"The three vines are identical to one another and they match what has become known as'Vina Madre.' This is the famous 'old Mission grape of California' growing at the San Gabriel Mission. We know from our analysis of samples from San Gabriel that this variety is a first-generation hybrid between a native Southern California grape (Vitis girdiana) and the European grape (Vitis vinifera) variety 'Mission,'" Dangl wrote in an email. The latter was introduced by the Spanish missionaries in 1769.
Think about it. Since the Avila Adobe dates from 1818, the vines could possibly be 150 years old _ or more.
"This is a vine that produced fruit in Los Angeles before wines were commercially made in California," says Hagen. "Before Napa. Before Sonoma. Before Monterey. Even before Santa Barbara. A vine that is older than the state of California itself. We're talking about the genesis of New World wine and a vine that represents a link to Junipero Serra, to the Mission era."
Of course, it still hasn't been established exactly how old the vines actually are _ or whether they were planted to make wine or to create a shady pergola. (The Mission grape is a particularly vigorous and leafy vine.) Because the genetic material is the same, we can assume that the vine cuttings originally came from Mission San Gabriel.
Over the last several weekends, with the permission of El Pueblo director Chris Espinosa, Holland has been picking the grapes in the early morning before anyone is around. His plan is to make some wine. By last week he'd harvested just 10 pounds of grapes and should pick up a few more on his last pass this weekend. It's not much _ and means that at most, he'll be able to produce less than a case. "The rule of thumb is 18 pounds per gallon and I have barely a thumb's worth," says Holland.

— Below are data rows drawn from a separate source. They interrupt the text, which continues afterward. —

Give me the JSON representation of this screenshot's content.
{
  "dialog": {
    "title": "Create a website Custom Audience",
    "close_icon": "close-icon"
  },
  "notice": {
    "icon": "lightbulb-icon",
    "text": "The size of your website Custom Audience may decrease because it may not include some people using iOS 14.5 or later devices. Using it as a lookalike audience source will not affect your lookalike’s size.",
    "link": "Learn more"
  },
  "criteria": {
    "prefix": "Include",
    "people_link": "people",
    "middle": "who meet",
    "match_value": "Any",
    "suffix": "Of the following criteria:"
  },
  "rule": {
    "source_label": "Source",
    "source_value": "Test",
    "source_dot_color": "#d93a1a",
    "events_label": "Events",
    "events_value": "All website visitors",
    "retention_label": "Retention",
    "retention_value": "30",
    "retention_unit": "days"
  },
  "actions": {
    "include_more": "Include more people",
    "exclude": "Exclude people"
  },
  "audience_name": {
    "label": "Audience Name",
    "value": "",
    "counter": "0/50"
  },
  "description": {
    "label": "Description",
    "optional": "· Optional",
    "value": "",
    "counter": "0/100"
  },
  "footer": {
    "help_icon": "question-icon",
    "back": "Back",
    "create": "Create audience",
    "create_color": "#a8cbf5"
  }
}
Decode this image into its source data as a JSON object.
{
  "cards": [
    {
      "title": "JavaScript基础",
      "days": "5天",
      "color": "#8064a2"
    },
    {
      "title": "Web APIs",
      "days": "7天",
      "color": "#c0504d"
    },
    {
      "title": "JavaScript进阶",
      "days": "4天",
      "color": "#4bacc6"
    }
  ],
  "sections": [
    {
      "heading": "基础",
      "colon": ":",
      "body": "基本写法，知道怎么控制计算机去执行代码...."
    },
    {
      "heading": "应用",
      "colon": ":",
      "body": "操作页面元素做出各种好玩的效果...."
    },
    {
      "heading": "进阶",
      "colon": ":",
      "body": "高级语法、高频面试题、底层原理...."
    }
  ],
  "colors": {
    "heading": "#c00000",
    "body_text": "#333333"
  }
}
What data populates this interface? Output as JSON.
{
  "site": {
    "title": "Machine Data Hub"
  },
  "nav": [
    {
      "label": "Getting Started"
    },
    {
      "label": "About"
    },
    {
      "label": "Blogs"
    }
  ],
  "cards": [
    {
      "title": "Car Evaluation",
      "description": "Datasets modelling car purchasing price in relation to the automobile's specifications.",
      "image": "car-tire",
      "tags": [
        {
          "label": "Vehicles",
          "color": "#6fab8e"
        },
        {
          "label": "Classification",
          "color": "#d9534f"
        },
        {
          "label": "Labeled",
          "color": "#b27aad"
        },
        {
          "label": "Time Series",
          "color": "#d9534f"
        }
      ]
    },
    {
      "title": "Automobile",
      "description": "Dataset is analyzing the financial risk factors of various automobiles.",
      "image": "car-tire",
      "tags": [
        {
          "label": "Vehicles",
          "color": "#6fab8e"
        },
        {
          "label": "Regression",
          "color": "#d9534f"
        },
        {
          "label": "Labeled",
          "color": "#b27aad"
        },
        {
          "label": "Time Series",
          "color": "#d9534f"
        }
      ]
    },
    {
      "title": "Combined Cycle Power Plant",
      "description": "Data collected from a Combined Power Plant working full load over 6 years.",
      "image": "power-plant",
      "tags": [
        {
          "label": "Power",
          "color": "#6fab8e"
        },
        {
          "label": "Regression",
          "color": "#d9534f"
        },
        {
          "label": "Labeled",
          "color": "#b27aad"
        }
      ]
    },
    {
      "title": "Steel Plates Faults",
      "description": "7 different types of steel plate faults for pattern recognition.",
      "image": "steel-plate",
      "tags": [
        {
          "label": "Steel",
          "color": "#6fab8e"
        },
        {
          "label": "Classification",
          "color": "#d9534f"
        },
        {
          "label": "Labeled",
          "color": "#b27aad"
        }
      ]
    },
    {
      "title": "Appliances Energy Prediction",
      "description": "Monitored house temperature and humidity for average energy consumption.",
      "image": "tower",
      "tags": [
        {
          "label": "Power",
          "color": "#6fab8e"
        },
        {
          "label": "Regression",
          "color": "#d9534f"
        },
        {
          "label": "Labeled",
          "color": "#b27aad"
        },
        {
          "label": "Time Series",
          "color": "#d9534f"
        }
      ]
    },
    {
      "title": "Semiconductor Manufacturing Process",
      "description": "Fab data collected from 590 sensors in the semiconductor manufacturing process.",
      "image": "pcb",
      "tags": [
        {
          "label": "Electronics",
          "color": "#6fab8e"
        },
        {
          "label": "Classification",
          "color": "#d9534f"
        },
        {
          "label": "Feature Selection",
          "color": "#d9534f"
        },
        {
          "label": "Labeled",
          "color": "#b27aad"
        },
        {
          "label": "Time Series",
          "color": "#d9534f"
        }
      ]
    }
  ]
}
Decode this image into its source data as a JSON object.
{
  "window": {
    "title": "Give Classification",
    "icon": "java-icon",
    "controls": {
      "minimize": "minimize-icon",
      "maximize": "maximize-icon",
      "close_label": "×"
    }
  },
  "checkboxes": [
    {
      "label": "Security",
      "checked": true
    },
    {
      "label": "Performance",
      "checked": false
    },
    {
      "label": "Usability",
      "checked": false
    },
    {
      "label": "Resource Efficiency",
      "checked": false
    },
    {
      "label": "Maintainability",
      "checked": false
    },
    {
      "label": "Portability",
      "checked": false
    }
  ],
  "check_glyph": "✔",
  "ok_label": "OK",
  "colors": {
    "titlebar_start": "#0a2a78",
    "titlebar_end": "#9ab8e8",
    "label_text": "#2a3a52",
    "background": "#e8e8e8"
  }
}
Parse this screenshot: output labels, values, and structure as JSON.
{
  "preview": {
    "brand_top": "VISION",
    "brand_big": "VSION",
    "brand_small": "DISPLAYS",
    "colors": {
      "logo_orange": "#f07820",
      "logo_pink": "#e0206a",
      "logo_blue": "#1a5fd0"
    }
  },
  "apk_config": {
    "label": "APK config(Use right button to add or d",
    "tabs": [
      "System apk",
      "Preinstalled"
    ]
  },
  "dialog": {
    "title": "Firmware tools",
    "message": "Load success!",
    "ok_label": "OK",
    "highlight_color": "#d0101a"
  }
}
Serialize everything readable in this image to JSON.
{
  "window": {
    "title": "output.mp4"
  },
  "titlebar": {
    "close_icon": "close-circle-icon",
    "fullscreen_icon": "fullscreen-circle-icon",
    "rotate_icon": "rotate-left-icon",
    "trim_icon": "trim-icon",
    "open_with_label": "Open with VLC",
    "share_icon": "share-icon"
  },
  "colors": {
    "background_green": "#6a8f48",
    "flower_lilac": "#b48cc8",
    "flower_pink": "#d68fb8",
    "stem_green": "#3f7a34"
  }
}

After a gentle pruning earlier in the year and the removal of a tree that had been blocking some light, the vines looked healthier and this year produced more grapes than before. Because the Avila Adobe is a historic site, Holland can't do anything to damage the integrity of the specific area. That means no trellising, and he can't use nails or hammers. He can't even tie down the vine. He can only suggest the vine grow in a certain way by slightly shifting a shoot in one direction or another with his hands _ but the vine has its own mind.
"What is there is there and I have to adapt to what the vines are doing. In a normal vineyard system, you have your trellis, your spacing, your canopy management," he explains. "Up there, it's literally a green carpet of leaves and tendrils with clusters here and there."
The only thing Holland did was to trim some leaves to give some clusters more light and air on his day off on Fridays. "It's really like a rooftop vineyard."
This first batch of wine will be a test run. He wanted to keep it small and simple. "I'll probably make it in my garage like I do my other wines," Holland says. But he's very curious to see what it will taste like. So is Hagen, who's standing by if Holland needs any advice. And also pestering him with questions via email about what style of wine he thinks he's going to make.
Dry? Or something semi-sweet like the original communion wines? The Mission grape, which thrives in Southern California's warm weather, was used to make sweet sacramental wine and may not be suited to make a great table (dry) wine. That's yet another reason why wine production eventually moved north.
So far Holland is playing it close to his vest. He'll know by spring what he's got.
But for a twist of fate, says Hagen, who often gives talks on the history of wine, Southern California would have been the locus of commercial winemaking in California. In fact, the Frenchman Jean-Louis Vignes had a large-scale commercial winery as early as 1833 very close to the site of what is now Union Station. By the time California became a state in 1850, Los Angeles County had approximately 100 vineyards. And by 1860 was producing 162,980 gallons of wine, well over half of California's entire production of 246,518 gallons.
"Most people don't know that Los Angeles is the birthplace of commercial wine in the New World," says Hagen. "Two things drove grape production north: Anaheim disease (later known as Pierce's disease) which decimated vineyards in the Los Angeles basin in the 1880s, and the Gold Rush. Without those two factors, Los Angeles would have been the predominant wine-producing region throughout the 19th century and into the 20th."
That didn't happen. But we still have a little piece of history right here on Olvera Street to celebrate. And maybe, just maybe, we'll have some wine from a vine that goes back to the very beginning of California wine.